Or maybe you just don’t make enough money to afford your living costs so you struggle to make ends meet. In that case, you can decide to make cuts to your budget where possible or look for a way to increase your income, like with a side hustle or a promotion. If your costs are already cut down and you still don’t find much wiggle room, definitely lean into that side hustle and seeking long term changes to increase your income and pursue your career goals. Maybe you are only living with this tight budget for now because you (or your partner) is in school, you are working to get out of debt (which sucks now but can seem like a major raise when your money is back to being yours again), or you are facing another temporary financial impediment which is has a timetable for eventual completion.
There are a million budgets for each person’s situation.
There are many reasons your budget might be tight, but they all have a reason behind them. A tight budget isn’t to punish you. Rather, its a reflection of your personal financial situation and goals. Consider these scenarios:
- You may make a good income but have a lot of payments you make each month toward debt, kid’s swimming lessons, daycare, so your budget is tight because you decided to continue to do all the things because kids are damn expensive but also need to learn water safety skills.
- Maybe you have a lower-end income and struggle to pay your electric bill each month so your budget is very sparse yet still tight.
- Perhaps you are very aggressively moving forward in your debt payoff journey and have intentionally created a restrictive budget to cut spending from other categories so you can throw as much money as possible at your debt each month.
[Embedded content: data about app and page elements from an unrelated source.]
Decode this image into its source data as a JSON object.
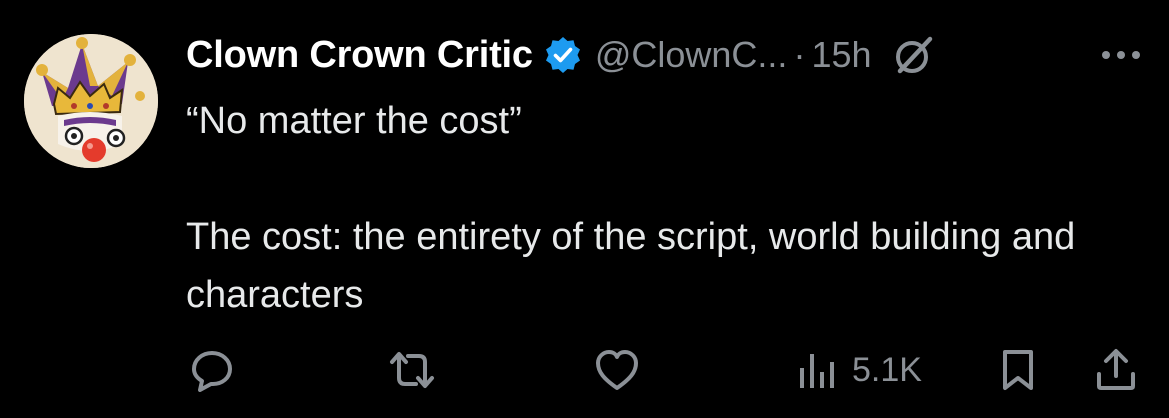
{
  "tweet": {
    "author": {
      "display_name": "Clown Crown Critic",
      "handle": "@ClownC...",
      "verified": true,
      "avatar_icon": "jester-clown-avatar"
    },
    "separator": "·",
    "time": "15h",
    "text": {
      "line1": "“No matter the cost”",
      "line2": "The cost: the entirety of the script, world building and characters"
    },
    "actions": {
      "reply_icon": "reply-icon",
      "retweet_icon": "retweet-icon",
      "like_icon": "like-icon",
      "views_icon": "views-icon",
      "views_count": "5.1K",
      "bookmark_icon": "bookmark-icon",
      "share_icon": "share-icon"
    }
  },
  "colors": {
    "background": "#000000",
    "text": "#e7e9ea",
    "secondary": "#8b9096",
    "verified_blue": "#1d9bf0"
  }
}
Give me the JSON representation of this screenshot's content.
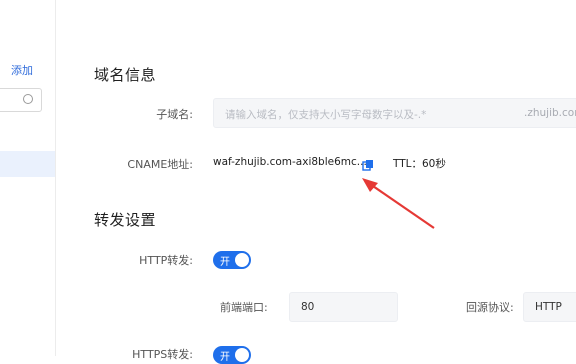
{
  "sidebar": {
    "add_label": "添加"
  },
  "domain_info": {
    "title": "域名信息",
    "subdomain_label": "子域名:",
    "subdomain_placeholder": "请输入域名，仅支持大小写字母数字以及-.*",
    "domain_suffix": ".zhujib.com",
    "cname_label": "CNAME地址:",
    "cname_value": "waf-zhujib.com-axi8ble6mc....",
    "ttl": "TTL：60秒"
  },
  "forwarding": {
    "title": "转发设置",
    "http_label": "HTTP转发:",
    "http_toggle": "开",
    "frontend_port_label": "前端端口:",
    "frontend_port_value": "80",
    "origin_protocol_label": "回源协议:",
    "origin_protocol_value": "HTTP",
    "https_label": "HTTPS转发:",
    "https_toggle": "开"
  },
  "colors": {
    "accent": "#1f6feb",
    "arrow": "#e53935"
  }
}
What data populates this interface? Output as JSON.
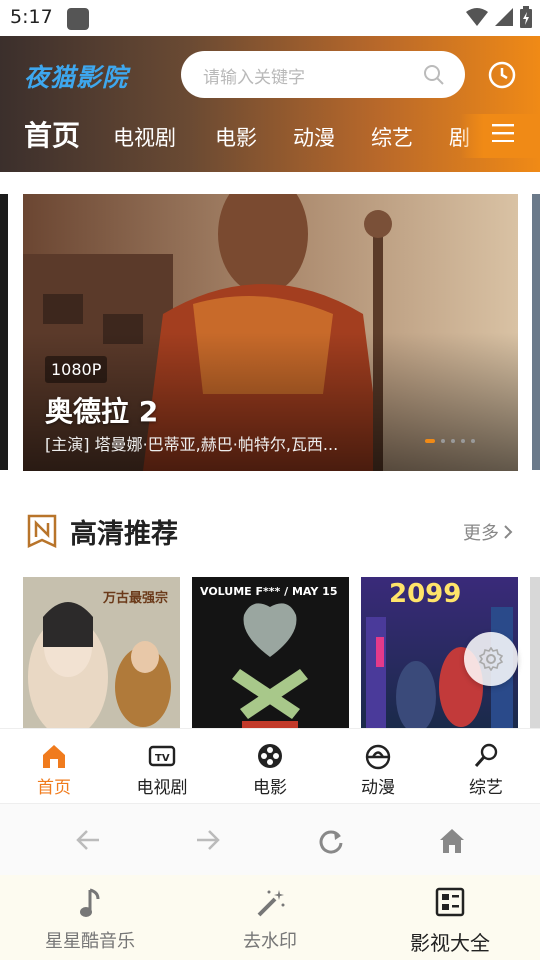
{
  "status": {
    "time": "5:17"
  },
  "header": {
    "logo": "夜猫影院",
    "search_placeholder": "请输入关键字",
    "tabs": [
      "首页",
      "电视剧",
      "电影",
      "动漫",
      "综艺",
      "剧"
    ]
  },
  "banner": {
    "quality": "1080P",
    "title": "奥德拉 2",
    "cast": "[主演] 塔曼娜·巴蒂亚,赫巴·帕特尔,瓦西..."
  },
  "section": {
    "title": "高清推荐",
    "more": "更多"
  },
  "posters": [
    {
      "text": "万古最强宗",
      "color": "#c7b7a0"
    },
    {
      "text": "VOLUME F*** / MAY 15",
      "color": "#141414"
    },
    {
      "text": "2099",
      "color": "#2b2b66"
    }
  ],
  "app_tabs": [
    {
      "label": "首页",
      "icon": "home-icon",
      "active": true
    },
    {
      "label": "电视剧",
      "icon": "tv-icon"
    },
    {
      "label": "电影",
      "icon": "film-reel-icon"
    },
    {
      "label": "动漫",
      "icon": "anime-icon"
    },
    {
      "label": "综艺",
      "icon": "microphone-icon"
    }
  ],
  "os_bar": [
    {
      "label": "星星酷音乐",
      "icon": "music-note-icon"
    },
    {
      "label": "去水印",
      "icon": "magic-wand-icon"
    },
    {
      "label": "影视大全",
      "icon": "grid-list-icon",
      "active": true
    }
  ],
  "colors": {
    "accent": "#f07b1d",
    "logo": "#3ea7ee"
  }
}
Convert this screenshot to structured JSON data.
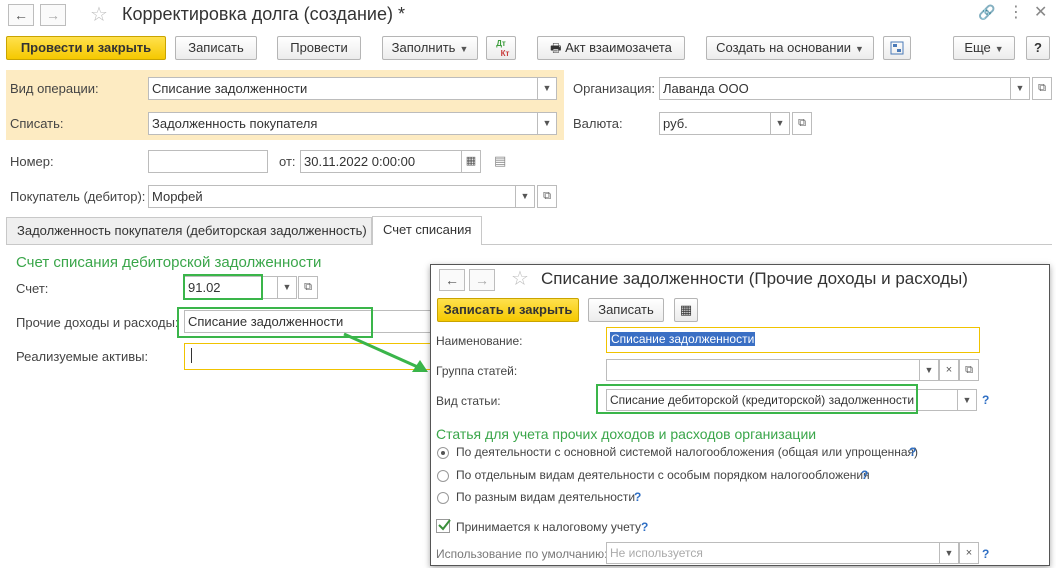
{
  "window": {
    "title": "Корректировка долга (создание) *",
    "nav_back": "←",
    "nav_forward": "→"
  },
  "toolbar": {
    "post_close": "Провести и закрыть",
    "save": "Записать",
    "post": "Провести",
    "fill": "Заполнить",
    "dtkt_top": "Дт",
    "dtkt_bottom": "Кт",
    "act": "Акт взаимозачета",
    "create_based": "Создать на основании",
    "more": "Еще",
    "help": "?"
  },
  "header": {
    "op_type_label": "Вид операции:",
    "op_type_value": "Списание задолженности",
    "write_off_label": "Списать:",
    "write_off_value": "Задолженность покупателя",
    "org_label": "Организация:",
    "org_value": "Лаванда ООО",
    "currency_label": "Валюта:",
    "currency_value": "руб.",
    "number_label": "Номер:",
    "number_value": "",
    "date_from_label": "от:",
    "date_value": "30.11.2022  0:00:00",
    "buyer_label": "Покупатель (дебитор):",
    "buyer_value": "Морфей"
  },
  "tabs": [
    {
      "label": "Задолженность покупателя (дебиторская задолженность)"
    },
    {
      "label": "Счет списания"
    }
  ],
  "account_section": {
    "title": "Счет списания дебиторской задолженности",
    "account_label": "Счет:",
    "account_value": "91.02",
    "other_income_label": "Прочие доходы и расходы:",
    "other_income_value": "Списание задолженности",
    "assets_label": "Реализуемые активы:",
    "assets_value": ""
  },
  "popup": {
    "title": "Списание задолженности (Прочие доходы и расходы)",
    "save_close": "Записать и закрыть",
    "save": "Записать",
    "name_label": "Наименование:",
    "name_value": "Списание задолженности",
    "group_label": "Группа статей:",
    "group_value": "",
    "kind_label": "Вид статьи:",
    "kind_value": "Списание дебиторской (кредиторской) задолженности",
    "section_title": "Статья для учета прочих доходов и расходов организации",
    "radio_options": [
      {
        "label": "По деятельности с основной системой налогообложения (общая или упрощенная)",
        "selected": true
      },
      {
        "label": "По отдельным видам деятельности с особым порядком налогообложения",
        "selected": false
      },
      {
        "label": "По разным видам деятельности",
        "selected": false
      }
    ],
    "tax_checkbox_label": "Принимается к налоговому учету",
    "tax_checkbox_checked": true,
    "default_usage_label": "Использование по умолчанию:",
    "default_usage_placeholder": "Не используется",
    "question": "?"
  },
  "colors": {
    "accent_yellow": "#f5c800",
    "highlight_bg": "#fdebc2",
    "annotation_green": "#3ab54a",
    "section_green": "#3aa64a"
  }
}
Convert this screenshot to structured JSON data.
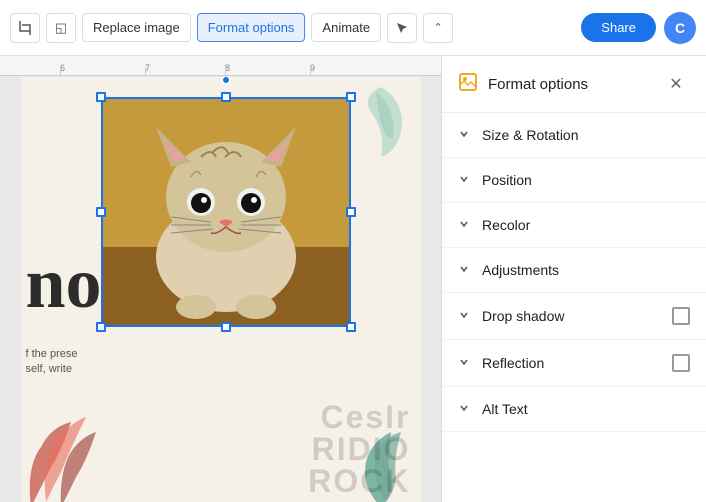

The solutions to lessening the tightness in each of these budgets are different as well. For the first, you could cut some spending on items you consider less important so you can have some breathing room and money going into savings. For the second scenario, if your budget is already gaunt prospector tight and you are struggling to pay your bills, then you probably have an income problem and/or a fixed living expenses problem which might mean you need a new job, a side hustle, a cheaper place to live, or all of the above. And in the third, a super restrictive debt payoff budget can eventually burn you out so if you feel yourself nearing that burnout I suggest you loosen your grip a little and give yourself some money each month to do something enjoyable like dining out at a favorite restaurant or going to the movies. No need for a huge splurge, but cutting very unnecessary dollar can lead to a boring life which can lead to an overcorrection and spending spree.
Whatever type of budget you have, restrictive or loose, detailed line by line tracking or loose categories, you get to choose what your budget looks like. You get to choose the type, the categories, and the amounts in each category. You get to choose how you will track your spending. You get to choose how much money to allocate to cigars, coffee, or takeout each month. You get to make those decisions. Sure, there are some good targets to shoot for and ideally you want to be able to afford your bills, have some money for fun and comfort, and sock a little away for the future. But first, just start where you’re at.
If you are new to budgeting, just start by making the categories, dividing up your income and deciding how much should go into each category, then track your spending to see if you can follow your plan. And recalibrate next month to shift your spending to better meet your goals. Attempting to use a budget to reinvent yourself and your spending habits overnight will only backfire. Work with yourself and your habits, make small stick-to-it-able changes, and go from there.